Background selected & Gaussian blurred and the photo was brightened by using levels.
The eyes were also popped by using the magnetic lasso to select just the eye and sharpening with the unsharp mask tool.
The photo was cropped, then taken a step further by replacing the background - no green screen needed!

The most important thing when replacing a background is to take your time. At first it can be quite tricky - and frustrating. It seems especially hard if you only have a lap top touch pad... But don't worry! You'll get the hang of it relatively quickly. I still only have a touch pad - no mouse, so don't think it takes any special equipment other than a steady hand to get a similar effect of these pictures.

This is a great technique for getting rid of a busy background...
A really great photo after a few simple edits.
It was cropped, brightened with levels, background selected & Gaussian blurred.

Finally, don't be afraid to combine techniques you've already learned with the new stuff... You should still correct the brightness & color of your photo by manually adjusting the levels in Photoshop. You can also still get rid of the shadows by using the clone tool - you can even extend parts of clothing or add hair with the clone tool.

Cloning out the background - among other edits...
Makes a professional shot look even more so.

Don't hesitate to let me know if you have any questions about replacing or fixing backgrounds. If there's something you just can't seem to get yourself, send it to me & let me have a crack at it. I'm always more than glad to help in any way I possibly can.

I hope this information has been useful, and please let me know if there's anything you'd like to learn more about. Whether it be Photoshop or any other aspect of picture editing, I'd love to know what you want to know!

5 comments:

Randall said...

Great tutorial! Thanks.

Nan said...

wow, can I just down load all that information from YOUR brain and plug it in and upload it to MINE?


This was very interesting and infomative, but now my head is spinning, I can't focus! [my mind is out of focus like so many of my pictures are!]

Dana said...

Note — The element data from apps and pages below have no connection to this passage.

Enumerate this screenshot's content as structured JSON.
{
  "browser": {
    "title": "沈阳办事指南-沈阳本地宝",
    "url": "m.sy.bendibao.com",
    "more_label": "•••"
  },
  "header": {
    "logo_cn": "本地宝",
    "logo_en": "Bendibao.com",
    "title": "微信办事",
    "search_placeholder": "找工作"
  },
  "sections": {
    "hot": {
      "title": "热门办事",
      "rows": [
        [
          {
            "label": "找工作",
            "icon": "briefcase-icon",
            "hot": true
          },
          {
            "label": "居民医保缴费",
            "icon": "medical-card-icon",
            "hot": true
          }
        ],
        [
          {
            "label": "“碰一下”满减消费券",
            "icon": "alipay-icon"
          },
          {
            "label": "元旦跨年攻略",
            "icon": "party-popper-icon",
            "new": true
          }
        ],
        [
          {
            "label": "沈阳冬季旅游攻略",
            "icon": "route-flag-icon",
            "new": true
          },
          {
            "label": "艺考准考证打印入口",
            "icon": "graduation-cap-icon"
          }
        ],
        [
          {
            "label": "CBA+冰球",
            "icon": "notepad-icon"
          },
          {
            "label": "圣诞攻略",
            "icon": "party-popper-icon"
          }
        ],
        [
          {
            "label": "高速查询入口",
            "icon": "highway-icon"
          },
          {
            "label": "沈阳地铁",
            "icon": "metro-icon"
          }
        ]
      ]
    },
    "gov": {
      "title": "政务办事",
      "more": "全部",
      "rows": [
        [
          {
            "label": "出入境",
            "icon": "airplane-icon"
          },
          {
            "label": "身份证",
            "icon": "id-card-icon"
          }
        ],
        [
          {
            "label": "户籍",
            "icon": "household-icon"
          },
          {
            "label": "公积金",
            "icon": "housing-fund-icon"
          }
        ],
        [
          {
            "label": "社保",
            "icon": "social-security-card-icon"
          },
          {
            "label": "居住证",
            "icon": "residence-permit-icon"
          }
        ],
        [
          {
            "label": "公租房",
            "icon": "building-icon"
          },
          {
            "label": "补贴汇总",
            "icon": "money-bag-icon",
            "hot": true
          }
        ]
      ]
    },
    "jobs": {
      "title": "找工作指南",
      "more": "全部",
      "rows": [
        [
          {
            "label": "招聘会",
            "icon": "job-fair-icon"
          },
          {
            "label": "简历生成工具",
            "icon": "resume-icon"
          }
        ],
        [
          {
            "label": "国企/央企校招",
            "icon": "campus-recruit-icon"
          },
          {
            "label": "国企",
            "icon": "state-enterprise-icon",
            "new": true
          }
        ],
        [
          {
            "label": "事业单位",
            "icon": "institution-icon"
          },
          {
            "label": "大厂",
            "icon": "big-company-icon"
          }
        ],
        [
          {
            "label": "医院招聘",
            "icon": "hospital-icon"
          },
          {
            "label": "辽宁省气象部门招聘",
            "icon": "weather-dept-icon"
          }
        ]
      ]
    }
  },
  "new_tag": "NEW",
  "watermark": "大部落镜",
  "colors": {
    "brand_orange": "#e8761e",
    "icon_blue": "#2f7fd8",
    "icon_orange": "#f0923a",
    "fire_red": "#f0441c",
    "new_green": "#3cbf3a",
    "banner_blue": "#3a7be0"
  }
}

Great instructions! I find Photoshop very intimidating! So much stuff!! I will try these tips, though! Thanks!

Onion said...

Wow! The effect is amazing. I'm a photoshop lover (: Great stuffs.

Green Screen backdrops said...

Love the idea of replacing background. it enhances the photos more.